[INPUT RECORDS Boundary: Start]

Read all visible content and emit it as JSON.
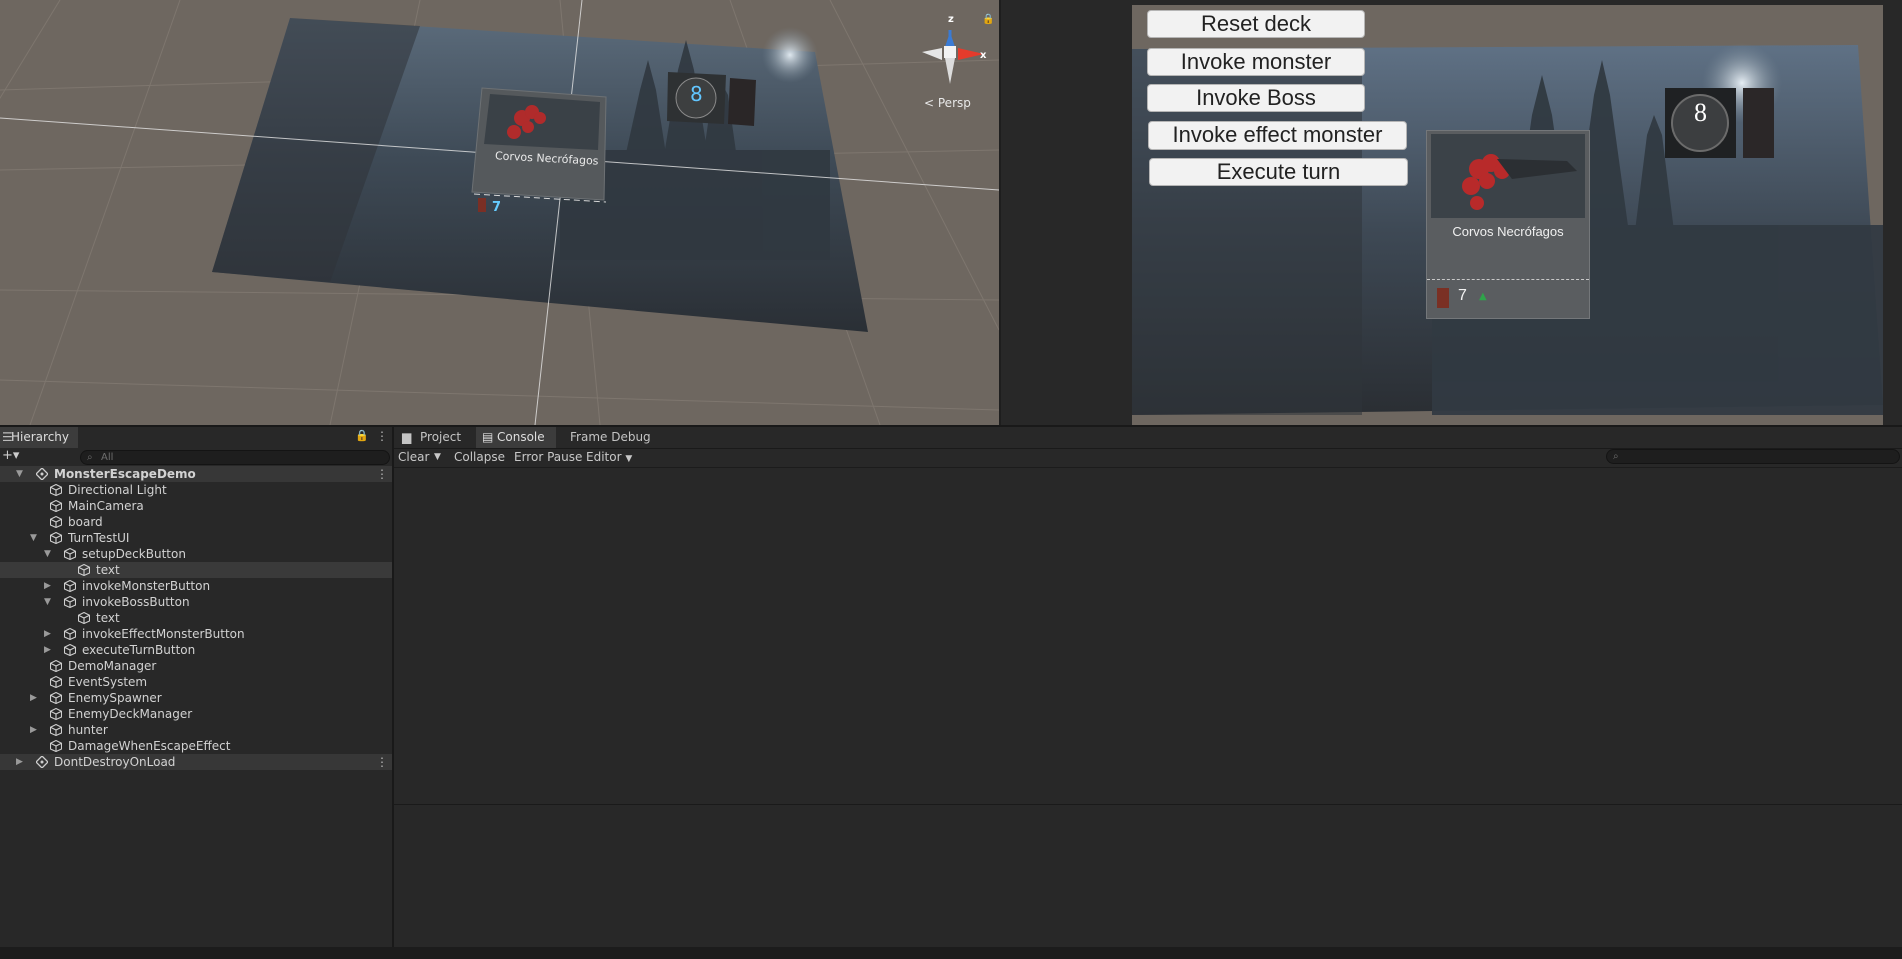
{
  "scene_view": {
    "camera_mode": "Persp",
    "gizmo_axes": [
      "z",
      "x"
    ],
    "card_name": "Corvos Necrófagos",
    "card_value": "7",
    "turn_badge": "8"
  },
  "game_view": {
    "buttons": {
      "reset_deck": "Reset deck",
      "invoke_monster": "Invoke monster",
      "invoke_boss": "Invoke Boss",
      "invoke_effect_monster": "Invoke effect monster",
      "execute_turn": "Execute turn"
    },
    "card_name": "Corvos Necrófagos",
    "card_value": "7",
    "turn_badge": "8"
  },
  "hierarchy": {
    "tab": "Hierarchy",
    "search_placeholder": "All",
    "items": [
      {
        "label": "MonsterEscapeDemo"
      },
      {
        "label": "Directional Light"
      },
      {
        "label": "MainCamera"
      },
      {
        "label": "board"
      },
      {
        "label": "TurnTestUI"
      },
      {
        "label": "setupDeckButton"
      },
      {
        "label": "text"
      },
      {
        "label": "invokeMonsterButton"
      },
      {
        "label": "invokeBossButton"
      },
      {
        "label": "text"
      },
      {
        "label": "invokeEffectMonsterButton"
      },
      {
        "label": "executeTurnButton"
      },
      {
        "label": "DemoManager"
      },
      {
        "label": "EventSystem"
      },
      {
        "label": "EnemySpawner"
      },
      {
        "label": "EnemyDeckManager"
      },
      {
        "label": "hunter"
      },
      {
        "label": "DamageWhenEscapeEffect"
      },
      {
        "label": "DontDestroyOnLoad"
      }
    ]
  },
  "console": {
    "tabs": [
      "Project",
      "Console",
      "Frame Debug"
    ],
    "toolbar": {
      "clear": "Clear",
      "collapse": "Collapse",
      "error_pause": "Error Pause",
      "editor": "Editor"
    }
  },
  "colors": {
    "editor_bg": "#282828",
    "scene_ground": "#6e6760",
    "button_face": "#f2f2f2",
    "gizmo_x": "#e53b2c",
    "gizmo_z": "#3a7bd5"
  }
}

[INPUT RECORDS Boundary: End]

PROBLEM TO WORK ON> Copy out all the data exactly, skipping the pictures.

REPLY>
Read all visible content and emit it as JSON.
{
  "scene_view": {
    "camera_mode": "Persp",
    "gizmo_axes": [
      "z",
      "x"
    ],
    "card_name": "Corvos Necrófagos",
    "card_value": "7",
    "turn_badge": "8"
  },
  "game_view": {
    "buttons": {
      "reset_deck": "Reset deck",
      "invoke_monster": "Invoke monster",
      "invoke_boss": "Invoke Boss",
      "invoke_effect_monster": "Invoke effect monster",
      "execute_turn": "Execute turn"
    },
    "card_name": "Corvos Necrófagos",
    "card_value": "7",
    "turn_badge": "8"
  },
  "hierarchy": {
    "tab": "Hierarchy",
    "search_placeholder": "All",
    "items": [
      {
        "label": "MonsterEscapeDemo"
      },
      {
        "label": "Directional Light"
      },
      {
        "label": "MainCamera"
      },
      {
        "label": "board"
      },
      {
        "label": "TurnTestUI"
      },
      {
        "label": "setupDeckButton"
      },
      {
        "label": "text"
      },
      {
        "label": "invokeMonsterButton"
      },
      {
        "label": "invokeBossButton"
      },
      {
        "label": "text"
      },
      {
        "label": "invokeEffectMonsterButton"
      },
      {
        "label": "executeTurnButton"
      },
      {
        "label": "DemoManager"
      },
      {
        "label": "EventSystem"
      },
      {
        "label": "EnemySpawner"
      },
      {
        "label": "EnemyDeckManager"
      },
      {
        "label": "hunter"
      },
      {
        "label": "DamageWhenEscapeEffect"
      },
      {
        "label": "DontDestroyOnLoad"
      }
    ]
  },
  "console": {
    "tabs": [
      "Project",
      "Console",
      "Frame Debug"
    ],
    "toolbar": {
      "clear": "Clear",
      "collapse": "Collapse",
      "error_pause": "Error Pause",
      "editor": "Editor"
    }
  },
  "colors": {
    "editor_bg": "#282828",
    "scene_ground": "#6e6760",
    "button_face": "#f2f2f2",
    "gizmo_x": "#e53b2c",
    "gizmo_z": "#3a7bd5"
  }
}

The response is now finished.